In a feat that, according to the CyanogenMod team, serves "as an indication of potential," Jason Parker (aka kornyone) has managed to boot CyanogenMod 9 on the Nexus Q.

Starting with fastboot, adb pushing, and running "just about any sideloaded APK" (including XBMC), Parker has been pushing the Q's potential over the past week in an effort that has culminated in getting a CM9 build (based on the Tuna/Maguro repositories and prebuilt kernel) to run on the device. Not only does Parker have CM9 running on the Q, but he says that "overall it's functioning better than many devices I have ported on first boot."

Parker also notes, however, that the build is "very much a work in progress." While Wi-Fi, Bluetooth, and "much else" works, sound is not yet functional and SystemUI experiences frequent crashes. The CyanogenMod team, when sharing Parker's post on Google+, was also quick to note that "this is purely in the 'what can be achieved' category, not in the 'we are supporting this' category. This post should serve as an indication of potential, not a final product (or even a goal really)."

Without further ado, here's video evidence that the Nexus Q is capable of providing the enhanced AOSP experience that CyanogenMod is famous for:

Via Google+

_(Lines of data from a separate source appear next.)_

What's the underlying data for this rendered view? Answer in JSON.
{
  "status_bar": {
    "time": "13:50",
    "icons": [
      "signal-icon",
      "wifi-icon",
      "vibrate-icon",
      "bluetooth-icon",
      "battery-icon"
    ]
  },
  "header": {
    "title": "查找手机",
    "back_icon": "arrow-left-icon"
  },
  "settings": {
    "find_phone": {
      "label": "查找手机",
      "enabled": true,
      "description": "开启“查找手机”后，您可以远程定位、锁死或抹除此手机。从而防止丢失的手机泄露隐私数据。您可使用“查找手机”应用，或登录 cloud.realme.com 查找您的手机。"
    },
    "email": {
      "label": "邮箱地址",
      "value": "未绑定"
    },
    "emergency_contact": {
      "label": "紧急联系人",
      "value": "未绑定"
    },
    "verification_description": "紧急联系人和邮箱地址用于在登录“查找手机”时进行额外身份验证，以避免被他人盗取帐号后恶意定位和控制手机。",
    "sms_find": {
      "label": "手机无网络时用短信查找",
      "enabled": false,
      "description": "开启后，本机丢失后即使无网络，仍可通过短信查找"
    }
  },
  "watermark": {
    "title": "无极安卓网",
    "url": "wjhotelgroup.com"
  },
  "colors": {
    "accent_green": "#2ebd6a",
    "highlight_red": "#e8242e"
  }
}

Liam Spradlin
Liam loves Android, design, user experience, and travel. He doesn't love ill-proportioned letter forms, advertisements made entirely of stock photography, and writing biographical snippets.

  • mgamerz

    Cyanogenmod should make software for phones and sell them to carriers. It would be a lot faster than the crap the OEM's put out.

    • Freak4Dell

      It would be pretty cool to buy a CM phone from a store, but it's probably illegal to sell software that someone else puts out for free, even if you do modify it.

      What they should do is find an investor and buy a ton of phones, install CM on them, and sell those. Basically set up their own Nexus line of sorts, complete with a warranty and everything. I wonder if there's been any market research done on whether people would buy phones with a custom ROM so long as it was still supported under warranty and they didn't have to do all the flashing and whatnot themselves. They're already fast with updates as it is, but something like that could probably put them in a position as an official Google partner, and updates would come even faster.

      • https://plus.google.com/u/0/107214144202094295079/posts James

        You clearly don't know how the GPL works.

      • http://www.facebook.com/godspunk32 JR Carr

        Well, considering that Steve Kondik (Cyanogen) currently works for Samsung, I think it's safe to say that a lot of what you're seeing in the current and future releases of TouchWiz is heavily influenced by CM. I'd go as far as to say that further down the road, Samsung will probably try to just utilize CM as much as possible.

    • Philip Courtois

      As far as I know RepublicWireless is using phones with Cyanogenmod roms.